- [WORK ITEM]: Exclude the pictures and retype the entries as written.

Page and application data records
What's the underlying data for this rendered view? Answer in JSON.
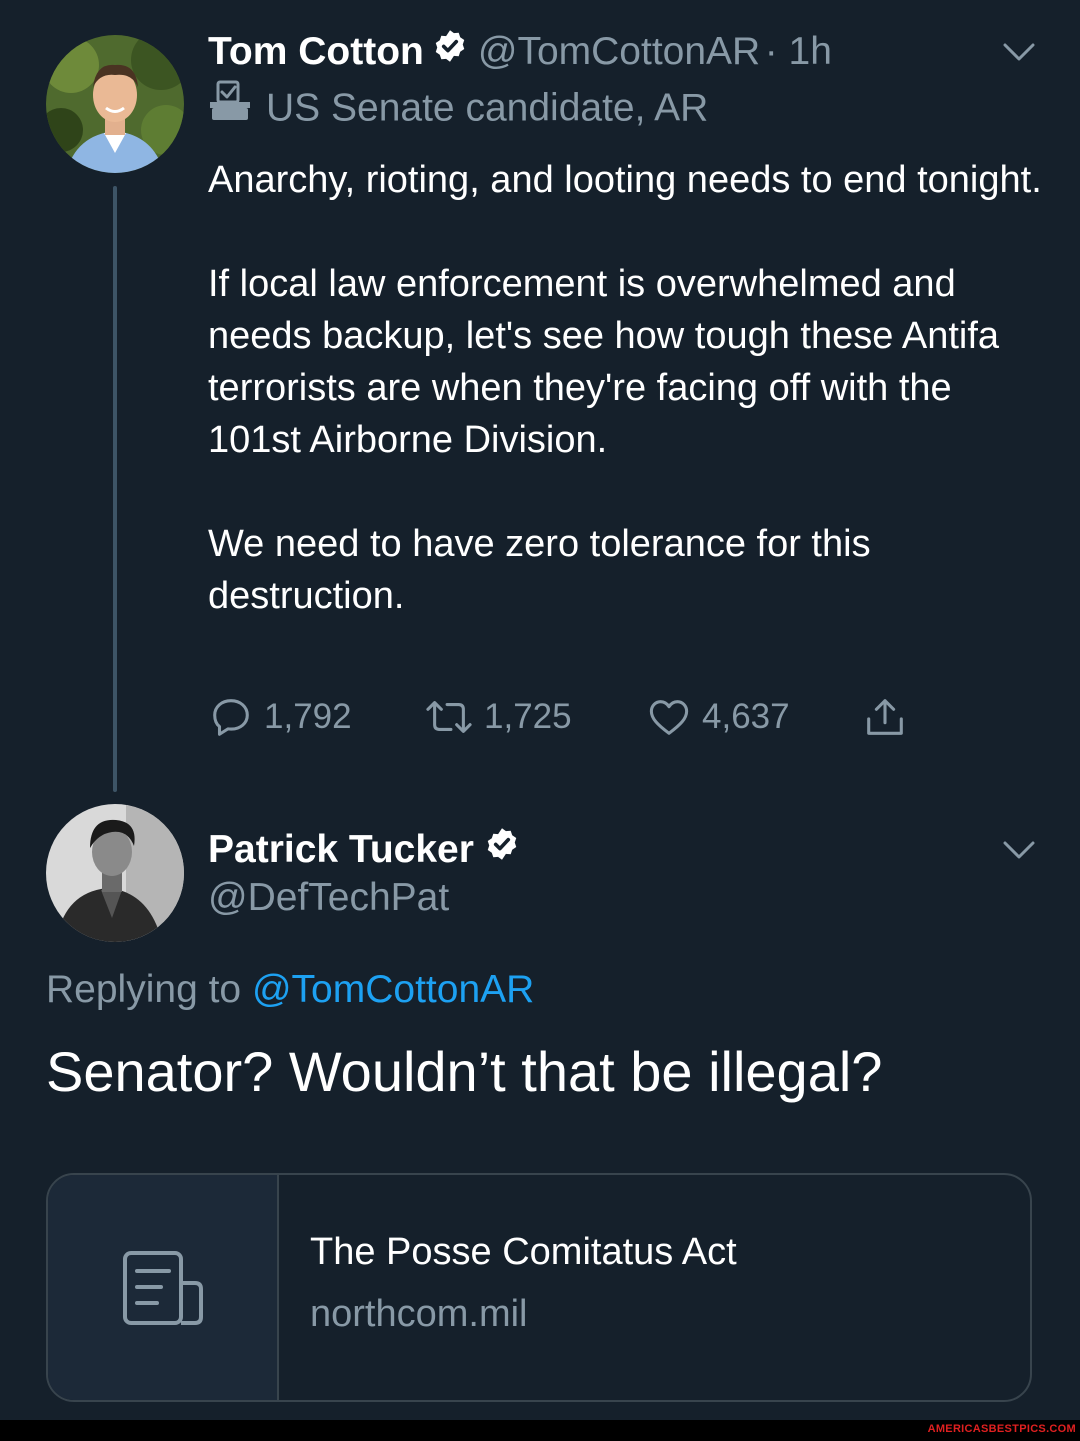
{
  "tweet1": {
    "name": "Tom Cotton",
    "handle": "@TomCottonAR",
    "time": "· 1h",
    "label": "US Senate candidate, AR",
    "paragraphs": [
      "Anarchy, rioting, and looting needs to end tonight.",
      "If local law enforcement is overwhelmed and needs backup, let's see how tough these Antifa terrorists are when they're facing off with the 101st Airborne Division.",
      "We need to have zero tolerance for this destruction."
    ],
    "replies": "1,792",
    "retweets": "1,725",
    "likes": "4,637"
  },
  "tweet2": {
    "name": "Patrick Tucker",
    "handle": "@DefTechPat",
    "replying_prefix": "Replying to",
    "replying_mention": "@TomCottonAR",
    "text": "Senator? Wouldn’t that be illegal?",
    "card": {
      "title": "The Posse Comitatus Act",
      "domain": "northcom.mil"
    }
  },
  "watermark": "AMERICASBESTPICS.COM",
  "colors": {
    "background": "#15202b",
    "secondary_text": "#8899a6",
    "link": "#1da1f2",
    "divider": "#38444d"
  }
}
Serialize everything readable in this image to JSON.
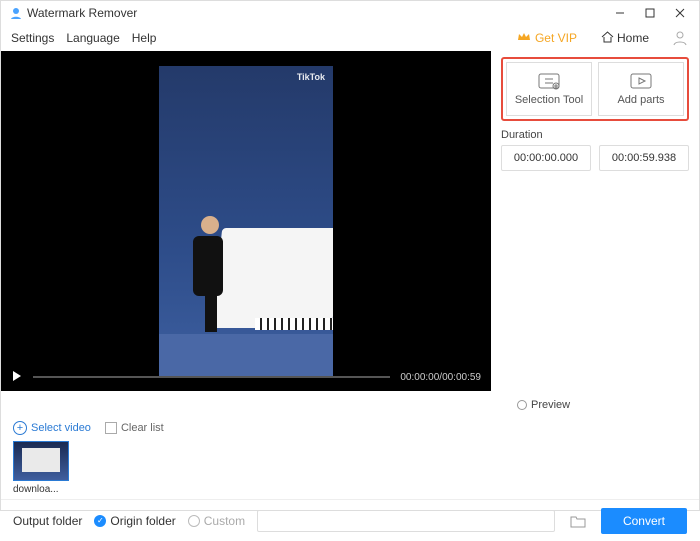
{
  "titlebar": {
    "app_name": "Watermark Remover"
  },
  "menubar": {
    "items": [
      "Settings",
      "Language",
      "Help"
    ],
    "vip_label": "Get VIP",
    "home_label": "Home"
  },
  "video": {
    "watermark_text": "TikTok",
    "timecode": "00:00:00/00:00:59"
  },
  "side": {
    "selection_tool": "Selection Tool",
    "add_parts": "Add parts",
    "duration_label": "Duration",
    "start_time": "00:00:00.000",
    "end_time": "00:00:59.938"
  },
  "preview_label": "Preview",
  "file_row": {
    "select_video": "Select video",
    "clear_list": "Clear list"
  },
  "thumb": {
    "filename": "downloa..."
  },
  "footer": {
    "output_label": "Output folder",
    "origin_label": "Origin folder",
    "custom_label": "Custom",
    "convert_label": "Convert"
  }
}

- [ANSWER TO THE PROBLEM]:
What's the underlying data for this rendered view? Answer in JSON.
{
  "tweet1": {
    "name": "Tom Cotton",
    "handle": "@TomCottonAR",
    "time": "· 1h",
    "label": "US Senate candidate, AR",
    "paragraphs": [
      "Anarchy, rioting, and looting needs to end tonight.",
      "If local law enforcement is overwhelmed and needs backup, let's see how tough these Antifa terrorists are when they're facing off with the 101st Airborne Division.",
      "We need to have zero tolerance for this destruction."
    ],
    "replies": "1,792",
    "retweets": "1,725",
    "likes": "4,637"
  },
  "tweet2": {
    "name": "Patrick Tucker",
    "handle": "@DefTechPat",
    "replying_prefix": "Replying to",
    "replying_mention": "@TomCottonAR",
    "text": "Senator? Wouldn’t that be illegal?",
    "card": {
      "title": "The Posse Comitatus Act",
      "domain": "northcom.mil"
    }
  },
  "watermark": "AMERICASBESTPICS.COM",
  "colors": {
    "background": "#15202b",
    "secondary_text": "#8899a6",
    "link": "#1da1f2",
    "divider": "#38444d"
  }
}
Serialize everything readable in this image to JSON.
{
  "titlebar": {
    "app_name": "Watermark Remover"
  },
  "menubar": {
    "items": [
      "Settings",
      "Language",
      "Help"
    ],
    "vip_label": "Get VIP",
    "home_label": "Home"
  },
  "video": {
    "watermark_text": "TikTok",
    "timecode": "00:00:00/00:00:59"
  },
  "side": {
    "selection_tool": "Selection Tool",
    "add_parts": "Add parts",
    "duration_label": "Duration",
    "start_time": "00:00:00.000",
    "end_time": "00:00:59.938"
  },
  "preview_label": "Preview",
  "file_row": {
    "select_video": "Select video",
    "clear_list": "Clear list"
  },
  "thumb": {
    "filename": "downloa..."
  },
  "footer": {
    "output_label": "Output folder",
    "origin_label": "Origin folder",
    "custom_label": "Custom",
    "convert_label": "Convert"
  }
}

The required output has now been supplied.